When I was eight years old, my family loaded up our things and moved to a new country for the second time in my life. My dad’s company was taking us to Midland, Mich., and we were assigned to live there for three to five years.
Over the course of a few weeks, the boxes were loaded into the large moving van outside my house in Ireland. Every box, large and beige, contained a small part of our lives. The house was empty and no longer the place I recognized as my home. Another move, another house. Each of my toys, items and clothes were neatly packed away and sealed up. “For later,” I was told. “For America.”
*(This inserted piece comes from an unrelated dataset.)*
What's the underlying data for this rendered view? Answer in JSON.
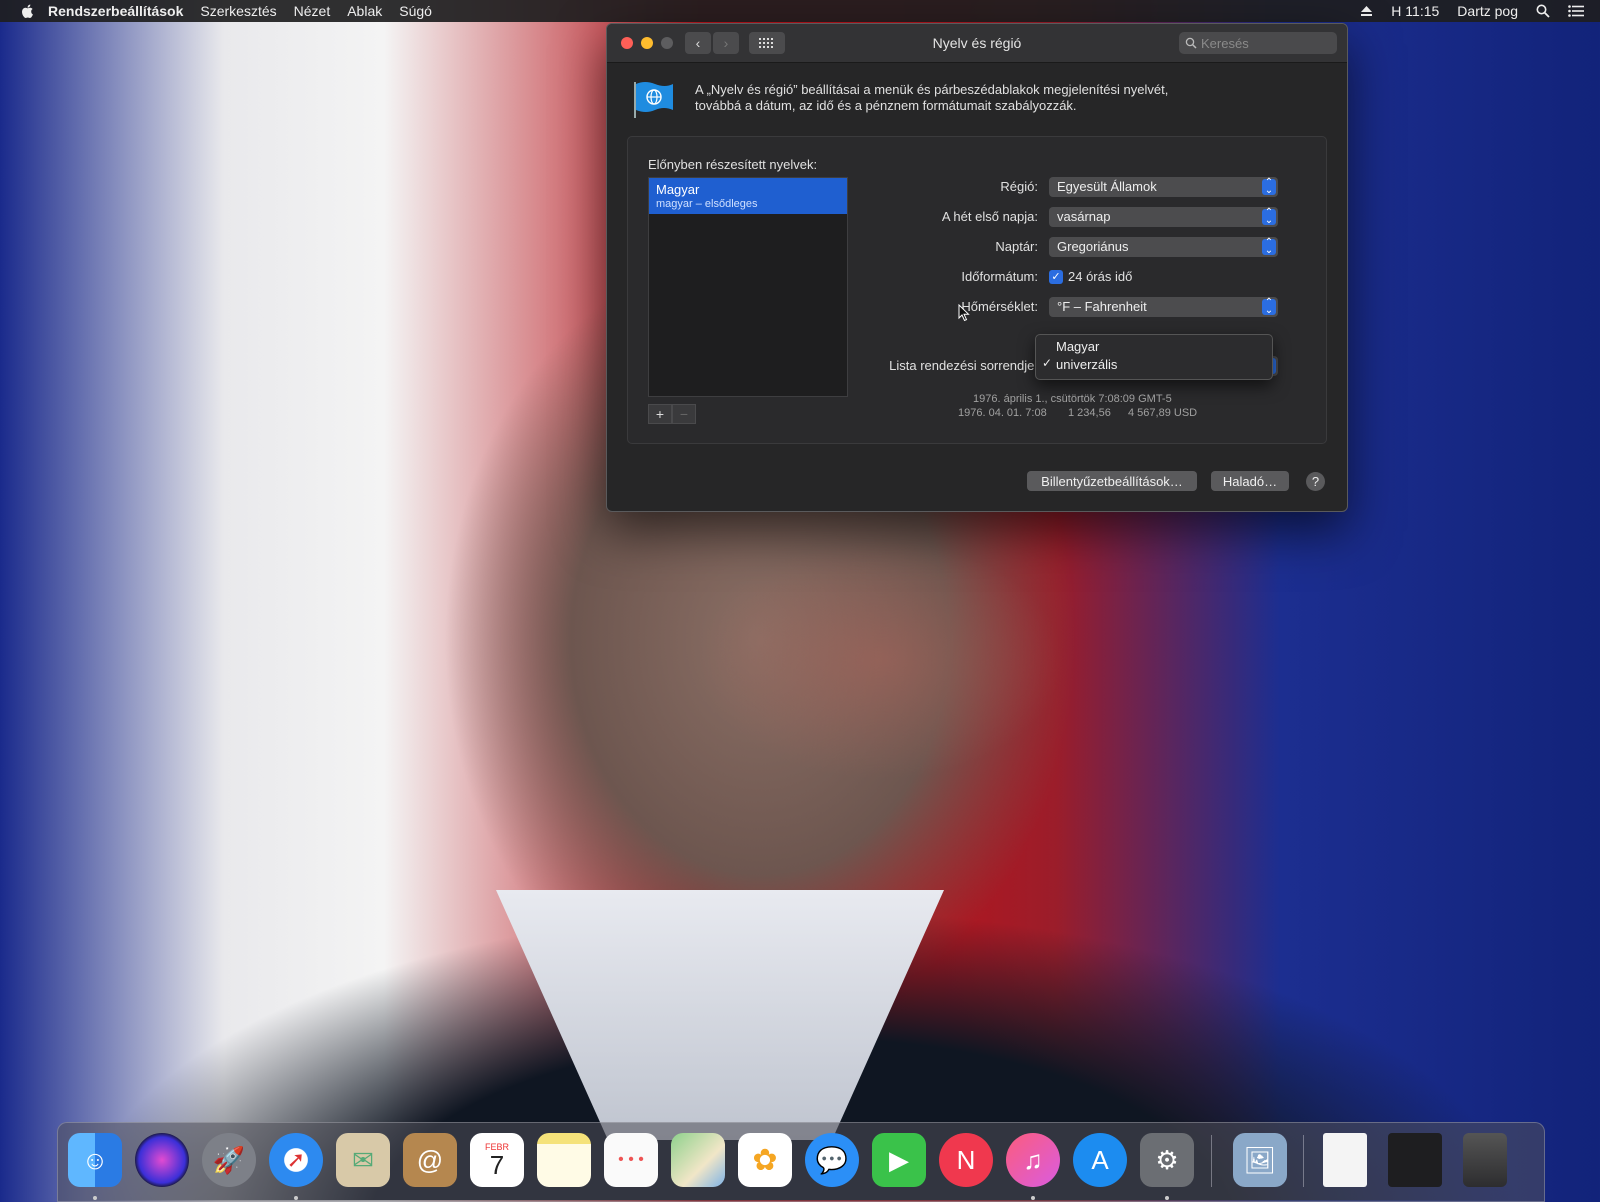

Like the things that were packaged, my life in Ireland was sealed up and put away. We were off to a new place across the ocean where I would start the third grade. It seemed odd — we’d only lived in Ireland for a little more than 18 months, and my little brother had just been born. I remember feeling cheated, and throwing sarcasm toward my parents. Thanks a ton, I thought selfishly, for moving us across the ocean, far away from our family and friends.
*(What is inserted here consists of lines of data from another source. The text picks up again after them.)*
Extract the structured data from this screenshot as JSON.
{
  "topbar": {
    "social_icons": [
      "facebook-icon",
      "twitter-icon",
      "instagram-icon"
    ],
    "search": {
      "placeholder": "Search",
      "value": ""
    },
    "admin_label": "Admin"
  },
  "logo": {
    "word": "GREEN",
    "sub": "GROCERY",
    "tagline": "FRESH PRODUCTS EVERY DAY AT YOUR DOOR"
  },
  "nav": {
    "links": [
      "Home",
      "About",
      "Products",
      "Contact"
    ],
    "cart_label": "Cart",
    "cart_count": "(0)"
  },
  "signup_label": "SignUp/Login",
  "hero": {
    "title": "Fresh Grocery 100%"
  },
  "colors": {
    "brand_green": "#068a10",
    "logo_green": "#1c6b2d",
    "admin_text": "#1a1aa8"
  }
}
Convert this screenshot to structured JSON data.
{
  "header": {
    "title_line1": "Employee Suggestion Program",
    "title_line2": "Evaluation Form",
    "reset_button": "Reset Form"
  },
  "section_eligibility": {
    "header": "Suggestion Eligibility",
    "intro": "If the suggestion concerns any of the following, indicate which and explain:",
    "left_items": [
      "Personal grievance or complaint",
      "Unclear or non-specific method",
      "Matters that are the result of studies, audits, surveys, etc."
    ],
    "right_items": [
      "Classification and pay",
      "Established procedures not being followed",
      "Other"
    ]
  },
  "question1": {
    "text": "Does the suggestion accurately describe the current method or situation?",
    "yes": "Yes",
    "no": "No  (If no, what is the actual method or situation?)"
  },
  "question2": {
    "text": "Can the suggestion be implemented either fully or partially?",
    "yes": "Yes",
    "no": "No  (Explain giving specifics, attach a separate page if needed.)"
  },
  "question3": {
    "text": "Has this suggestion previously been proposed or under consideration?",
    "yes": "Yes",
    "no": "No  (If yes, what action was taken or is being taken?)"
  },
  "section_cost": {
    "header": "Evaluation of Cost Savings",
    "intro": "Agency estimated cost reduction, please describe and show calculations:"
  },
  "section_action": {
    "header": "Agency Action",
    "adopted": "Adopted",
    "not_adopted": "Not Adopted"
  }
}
As an eight-year-old, America was this seemingly fictitious place that you heard about on TV and read about in books. That’s where Britney Spears, Christina Aguilera and the other pop artists we jammed to on the radio were from. I had this odd idea that everywhere in America was like Hollywood. I thought celebrities walked around, everyone was beautiful and it was sunny all the time. Touching down in Michigan made me feel like everything had suddenly changed. This wasn’t the Hollywood version of America I expected to see. This was a place where everything was big, everyone talked funny and told you that you have a nice accent. This country was far away from my grandparents, cousins and friends I’d made. The familiar was vanished, making way for a new beginning.
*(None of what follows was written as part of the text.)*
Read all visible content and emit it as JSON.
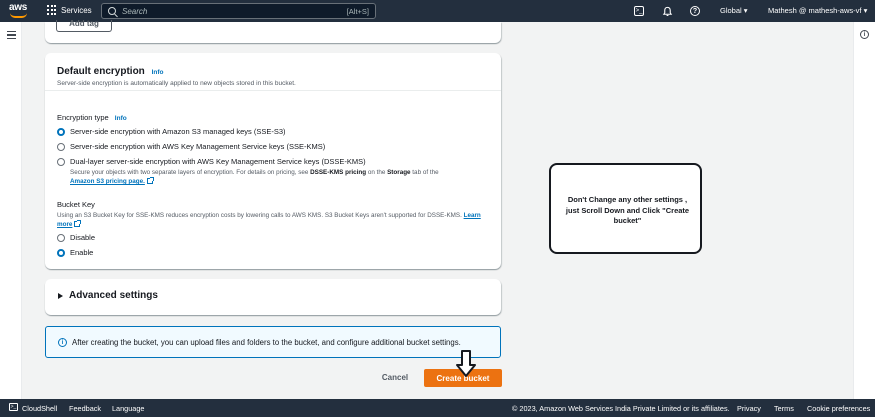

A three-to-five-year assignment has so far turned into 12 and has completely changed the way I deal with discomfort and challenge. Though I previously felt negatively about my move to America, I am now grateful for it and even call Michigan my home. In the beginning, it seemed too foreign and distant from my life for me to adjust. Feeling fully comfortable in this new environment felt light years away. The move taught me at a young age what it meant to be different. It taught me how to adjust, and it taught me to persevere. For a while, I hid my differences, did my best to fit in and mold. My accent and verbiage changed quickly, I grew accustomed to not having a school uniform, and I avoided all possible conversations that might give away my facade. However, as I move through my junior year in college, I am becoming more comfortable with that difference, and even using the experience to my advantage. I never took the time to realize the small things I learned, the nuances my background gives me and how, even as a third grader, I was given the room to grow and gain responsibility.
My move across the ocean has helped me become comfortable with the idea of being alone in a new city. When looking for internships and opportunities for next summer, I have no location preference. Starting a life in a new place doesn’t terrify me, as it may others. I learned what it takes to build a life somewhere when I was in third grade.
I also learned to adjust and be flexible. Moving to a new place requires you to stretch to your comfort zone. You have to be aware that you are different in almost every regard. Even moving across the country will give one a sense of being an outsider that has never been felt before. My ability to work around that discomfort, and even thrive in it, has helped me immensely in stepping out of my comfort zone at school.
Lastly, I embrace that my background makes me different. This year in particular, I have been a lot more verbal and open about my international upbringing. I’ve slowly come to realize that what makes me different is what makes me special. It’s not something to hide, but rather something to highlight.
As I reflect about my move to America, I no longer feel cheated. I don’t feel like my childhood was drastically altered or that I missed out on the things that other kids got to experience. I’m grateful for the way my upbringing has affected the person I am today. Seven years after a three-to-five-year assignment, I am thankful for my immigration to the United States. So, thanks, Mom and Dad, for real this time, for moving us across the world.